### Work instructions
Reproduce the listing below exactly, except for its pictures.
----------------
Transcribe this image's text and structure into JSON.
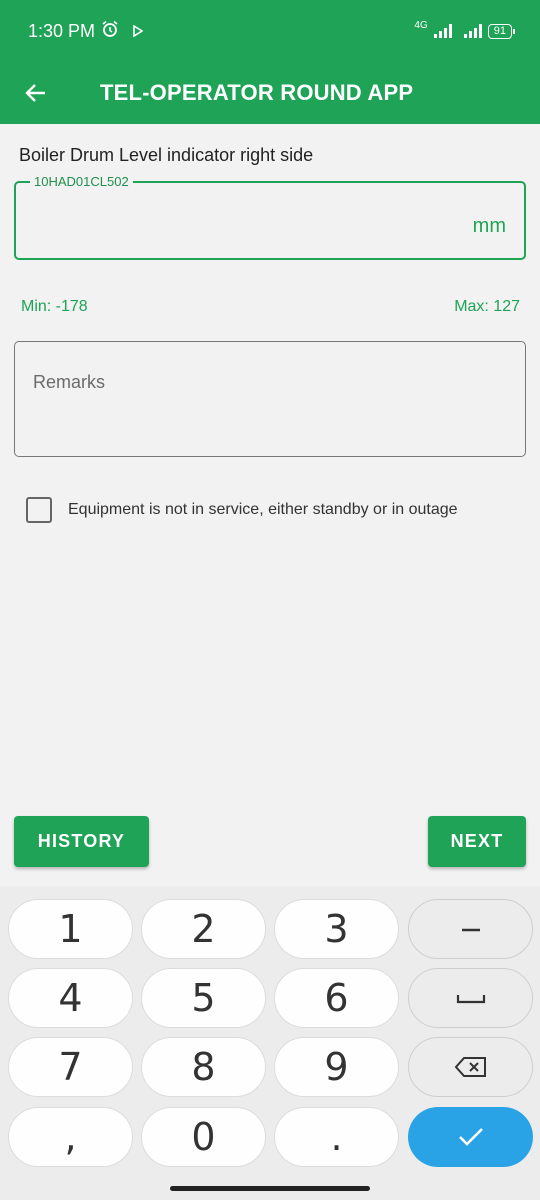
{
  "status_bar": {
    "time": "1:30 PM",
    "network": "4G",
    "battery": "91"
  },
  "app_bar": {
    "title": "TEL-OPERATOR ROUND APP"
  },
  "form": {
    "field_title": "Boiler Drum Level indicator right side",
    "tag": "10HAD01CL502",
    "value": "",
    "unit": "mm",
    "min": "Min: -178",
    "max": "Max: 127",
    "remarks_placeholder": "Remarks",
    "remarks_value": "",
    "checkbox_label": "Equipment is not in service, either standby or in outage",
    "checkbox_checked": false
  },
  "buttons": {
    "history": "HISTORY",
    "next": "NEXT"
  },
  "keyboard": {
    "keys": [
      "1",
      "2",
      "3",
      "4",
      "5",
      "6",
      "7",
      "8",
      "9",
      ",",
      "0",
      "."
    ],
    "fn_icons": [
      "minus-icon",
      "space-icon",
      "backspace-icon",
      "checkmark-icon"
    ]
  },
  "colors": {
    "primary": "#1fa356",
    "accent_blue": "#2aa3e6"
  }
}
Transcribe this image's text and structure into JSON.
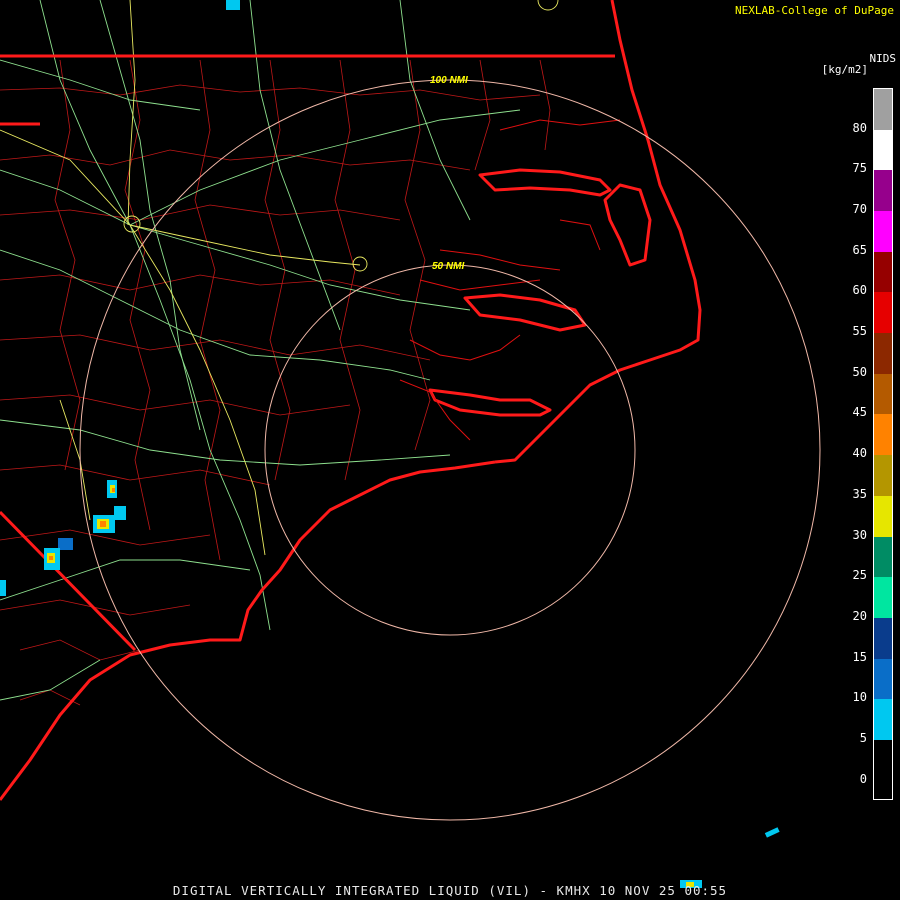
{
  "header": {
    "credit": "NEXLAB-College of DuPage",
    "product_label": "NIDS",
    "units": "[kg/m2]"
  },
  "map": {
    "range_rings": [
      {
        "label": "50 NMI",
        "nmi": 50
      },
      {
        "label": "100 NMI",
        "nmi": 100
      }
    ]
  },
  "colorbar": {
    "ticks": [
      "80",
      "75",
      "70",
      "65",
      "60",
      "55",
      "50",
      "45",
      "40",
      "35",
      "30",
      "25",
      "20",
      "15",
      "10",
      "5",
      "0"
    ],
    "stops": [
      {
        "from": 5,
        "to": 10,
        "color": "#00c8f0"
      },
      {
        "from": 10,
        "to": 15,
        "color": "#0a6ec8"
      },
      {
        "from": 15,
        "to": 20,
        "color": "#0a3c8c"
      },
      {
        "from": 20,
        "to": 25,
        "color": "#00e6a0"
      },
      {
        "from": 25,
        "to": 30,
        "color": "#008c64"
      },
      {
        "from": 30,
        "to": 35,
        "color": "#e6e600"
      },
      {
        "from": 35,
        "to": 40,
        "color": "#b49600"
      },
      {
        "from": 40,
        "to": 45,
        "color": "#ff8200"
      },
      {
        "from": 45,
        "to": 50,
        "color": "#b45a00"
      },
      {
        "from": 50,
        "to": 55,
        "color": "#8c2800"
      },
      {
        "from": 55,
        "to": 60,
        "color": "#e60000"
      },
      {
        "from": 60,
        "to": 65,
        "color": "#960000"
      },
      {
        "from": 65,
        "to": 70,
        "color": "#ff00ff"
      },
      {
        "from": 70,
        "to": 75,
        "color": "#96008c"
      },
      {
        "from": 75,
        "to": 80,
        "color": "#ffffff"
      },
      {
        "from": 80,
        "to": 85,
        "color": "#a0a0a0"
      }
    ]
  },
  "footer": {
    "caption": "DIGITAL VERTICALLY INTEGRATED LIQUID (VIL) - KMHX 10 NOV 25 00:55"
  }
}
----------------
### Written solution
Transcribe this image's text and structure into JSON.
{
  "status_bar": {
    "time": "1:30 PM",
    "network": "4G",
    "battery": "91"
  },
  "app_bar": {
    "title": "TEL-OPERATOR ROUND APP"
  },
  "form": {
    "field_title": "Boiler Drum Level indicator right side",
    "tag": "10HAD01CL502",
    "value": "",
    "unit": "mm",
    "min": "Min: -178",
    "max": "Max: 127",
    "remarks_placeholder": "Remarks",
    "remarks_value": "",
    "checkbox_label": "Equipment is not in service, either standby or in outage",
    "checkbox_checked": false
  },
  "buttons": {
    "history": "HISTORY",
    "next": "NEXT"
  },
  "keyboard": {
    "keys": [
      "1",
      "2",
      "3",
      "4",
      "5",
      "6",
      "7",
      "8",
      "9",
      ",",
      "0",
      "."
    ],
    "fn_icons": [
      "minus-icon",
      "space-icon",
      "backspace-icon",
      "checkmark-icon"
    ]
  },
  "colors": {
    "primary": "#1fa356",
    "accent_blue": "#2aa3e6"
  }
}
Transcribe this image's text and structure into JSON.
{
  "header": {
    "credit": "NEXLAB-College of DuPage",
    "product_label": "NIDS",
    "units": "[kg/m2]"
  },
  "map": {
    "range_rings": [
      {
        "label": "50 NMI",
        "nmi": 50
      },
      {
        "label": "100 NMI",
        "nmi": 100
      }
    ]
  },
  "colorbar": {
    "ticks": [
      "80",
      "75",
      "70",
      "65",
      "60",
      "55",
      "50",
      "45",
      "40",
      "35",
      "30",
      "25",
      "20",
      "15",
      "10",
      "5",
      "0"
    ],
    "stops": [
      {
        "from": 5,
        "to": 10,
        "color": "#00c8f0"
      },
      {
        "from": 10,
        "to": 15,
        "color": "#0a6ec8"
      },
      {
        "from": 15,
        "to": 20,
        "color": "#0a3c8c"
      },
      {
        "from": 20,
        "to": 25,
        "color": "#00e6a0"
      },
      {
        "from": 25,
        "to": 30,
        "color": "#008c64"
      },
      {
        "from": 30,
        "to": 35,
        "color": "#e6e600"
      },
      {
        "from": 35,
        "to": 40,
        "color": "#b49600"
      },
      {
        "from": 40,
        "to": 45,
        "color": "#ff8200"
      },
      {
        "from": 45,
        "to": 50,
        "color": "#b45a00"
      },
      {
        "from": 50,
        "to": 55,
        "color": "#8c2800"
      },
      {
        "from": 55,
        "to": 60,
        "color": "#e60000"
      },
      {
        "from": 60,
        "to": 65,
        "color": "#960000"
      },
      {
        "from": 65,
        "to": 70,
        "color": "#ff00ff"
      },
      {
        "from": 70,
        "to": 75,
        "color": "#96008c"
      },
      {
        "from": 75,
        "to": 80,
        "color": "#ffffff"
      },
      {
        "from": 80,
        "to": 85,
        "color": "#a0a0a0"
      }
    ]
  },
  "footer": {
    "caption": "DIGITAL VERTICALLY INTEGRATED LIQUID (VIL) - KMHX 10 NOV 25 00:55"
  }
}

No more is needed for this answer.